The McCoury family legacy is one of the richest in bluegrass. Father Del McCoury was a crucial member of Bill Monroe’s Bluegrass Boys and achieved legendary status with his souring lead vocals on signature Monroe songs and originals. His band is a family band, and has been for a while. Sons Ronnie and Robbie were raised and bread during a pinnacle renaissance of progressive country and bluegrass, but the McCoury boys continued the family musical’s tradition of playing like the founders did. Five-String Banjo man Robbie has a fascinating knack for emulating the dynamic strength of the Earl Scruggs signature three-finger style, while developing his own individual musical identity. That unique identity is clear when examining the songs he chooses to lead live in concert. His fiery solos and effortless dexterity make him a crucial player in the contemporary bluegrass community. Surprisingly, Robbie who has played professionally for over twenty-five years is finally releasing his first solo album.

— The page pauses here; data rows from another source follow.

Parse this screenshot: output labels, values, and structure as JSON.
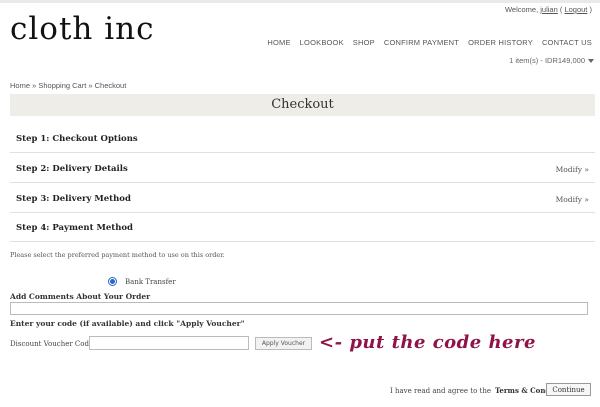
{
  "header": {
    "welcome_prefix": "Welcome, ",
    "user": "julian",
    "logout_open": " ( ",
    "logout": "Logout",
    "logout_close": " )",
    "logo": "cloth inc",
    "nav": [
      "HOME",
      "LOOKBOOK",
      "SHOP",
      "CONFIRM PAYMENT",
      "ORDER HISTORY",
      "CONTACT US"
    ],
    "cart_summary": "1 item(s) - IDR149,000"
  },
  "breadcrumb": "Home » Shopping Cart » Checkout",
  "page_title": "Checkout",
  "steps": [
    {
      "label": "Step 1: Checkout Options",
      "modify": ""
    },
    {
      "label": "Step 2: Delivery Details",
      "modify": "Modify »"
    },
    {
      "label": "Step 3: Delivery Method",
      "modify": "Modify »"
    },
    {
      "label": "Step 4: Payment Method",
      "modify": ""
    }
  ],
  "payment": {
    "instruction": "Please select the preferred payment method to use on this order.",
    "option": "Bank Transfer",
    "selected": true
  },
  "comments": {
    "label": "Add Comments About Your Order",
    "value": ""
  },
  "voucher": {
    "prompt": "Enter your code (if available) and click \"Apply Voucher\"",
    "field_label": "Discount Voucher Code:",
    "value": "",
    "button": "Apply Voucher"
  },
  "annotation": "<- put the code here",
  "agreement": {
    "text": "I have read and agree to the ",
    "terms": "Terms & Conditions",
    "checked": false
  },
  "continue_label": "Continue",
  "colors": {
    "accent_annotation": "#8e1348",
    "title_bar_bg": "#eeede8",
    "radio_accent": "#2a66c9"
  }
}
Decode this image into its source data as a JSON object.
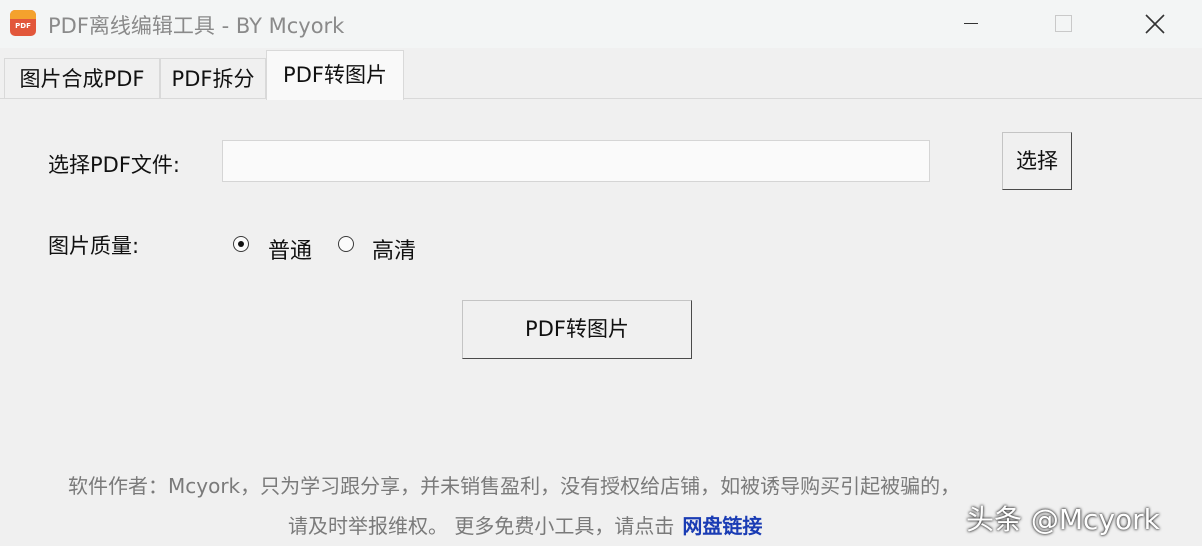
{
  "window": {
    "icon_text": "PDF",
    "title": "PDF离线编辑工具 - BY Mcyork"
  },
  "tabs": [
    {
      "label": "图片合成PDF",
      "selected": false
    },
    {
      "label": "PDF拆分",
      "selected": false
    },
    {
      "label": "PDF转图片",
      "selected": true
    }
  ],
  "form": {
    "file_label": "选择PDF文件:",
    "file_value": "",
    "file_placeholder": "",
    "select_button": "选择",
    "quality_label": "图片质量:",
    "quality_options": [
      {
        "label": "普通",
        "checked": true
      },
      {
        "label": "高清",
        "checked": false
      }
    ],
    "convert_button": "PDF转图片"
  },
  "footer": {
    "line1": "软件作者：Mcyork，只为学习跟分享，并未销售盈利，没有授权给店铺，如被诱导购买引起被骗的，",
    "line2": "请及时举报维权。 更多免费小工具，请点击",
    "link_text": "网盘链接"
  },
  "watermark": "头条 @Mcyork",
  "colors": {
    "background": "#f0f0f0",
    "link": "#1a3cb4",
    "footer_text": "#7a7a7a"
  }
}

The Five String Flame Thrower is simultaneously a collaboration with and tribute to his mentors. The impressive track list dives heavily into the Scruggs catalogue in addition to a variety of other fundamental bluegrass. Guests on each track reflect Robbie’s relationship with the generations before him and his capability to interpret and recover classic gems. Even the albums closing track “Feudin’ Banjos,” an original, feels like a standard. Though tunes like “Charlotte Breakdown” or “Sugar Creek” effectively showcase Robbie’s capabilities as a lead banjo, the spirit his playing is collaborative. And his proud family joins on a few tracks, most memorably on “I’ve Lost You” where Robbie confidently accompanies his father’s steady rhythm guitar. Brother Ronnie and Del McCoury Band fiddle player Jason Carter add their supplementary textures for some fine moments. It’s just the sort of familial support that continues to build the McCoury bluegrass tradition. Scruggs “Foggy Mountain Chimes” has never been attended to with such urgency of accuracy. “Blackjack” by contrast is a speed demon with a brilliant fiddle accompaniment from the Bobby Hicks, another Bill Monroe Band alum.

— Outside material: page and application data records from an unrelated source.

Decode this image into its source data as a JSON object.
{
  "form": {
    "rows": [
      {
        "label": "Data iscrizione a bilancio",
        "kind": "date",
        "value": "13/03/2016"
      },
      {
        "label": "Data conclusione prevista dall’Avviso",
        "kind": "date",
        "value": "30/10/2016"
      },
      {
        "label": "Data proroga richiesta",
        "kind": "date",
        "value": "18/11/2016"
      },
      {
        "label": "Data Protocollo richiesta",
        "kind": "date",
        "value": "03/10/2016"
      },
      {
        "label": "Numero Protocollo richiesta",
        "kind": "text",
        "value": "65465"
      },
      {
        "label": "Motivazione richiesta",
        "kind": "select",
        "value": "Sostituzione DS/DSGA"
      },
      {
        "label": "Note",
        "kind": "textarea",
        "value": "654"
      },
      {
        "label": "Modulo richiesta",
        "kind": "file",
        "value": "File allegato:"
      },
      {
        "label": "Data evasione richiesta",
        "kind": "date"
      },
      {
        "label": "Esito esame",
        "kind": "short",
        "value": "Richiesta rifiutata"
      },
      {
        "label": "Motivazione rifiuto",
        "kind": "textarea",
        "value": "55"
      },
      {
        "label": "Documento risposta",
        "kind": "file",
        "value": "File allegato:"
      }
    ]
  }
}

What’s most endearing about the new album is the blend of cornerstone instrumentals with certain quality canonical selections sprinkled in. It’s really a songbook from an array of important influences that stack together real nicely next to one and other. The Previously unrecorded “Jericho” expands the albums sound with a laid back country-western flavor. The rolling thunder of “Caracas” unravels with the tag-team solos from the family band. Naturally Del McCoury Band and Travelin McCourys devotees with have no trouble digesting this appetizing selection of crucial country. The Five String Flame Thrower is a natural reminder of Robbie’s continued significance to the bluegrass and folk community, never boasting his abilities, but almost always rejuvenating whatever tune he rolls his banjo towards. The new album is set for release on August 19th online and in stores. It’s a worthwhile addition to modern bluegrass, one that’s a long time coming.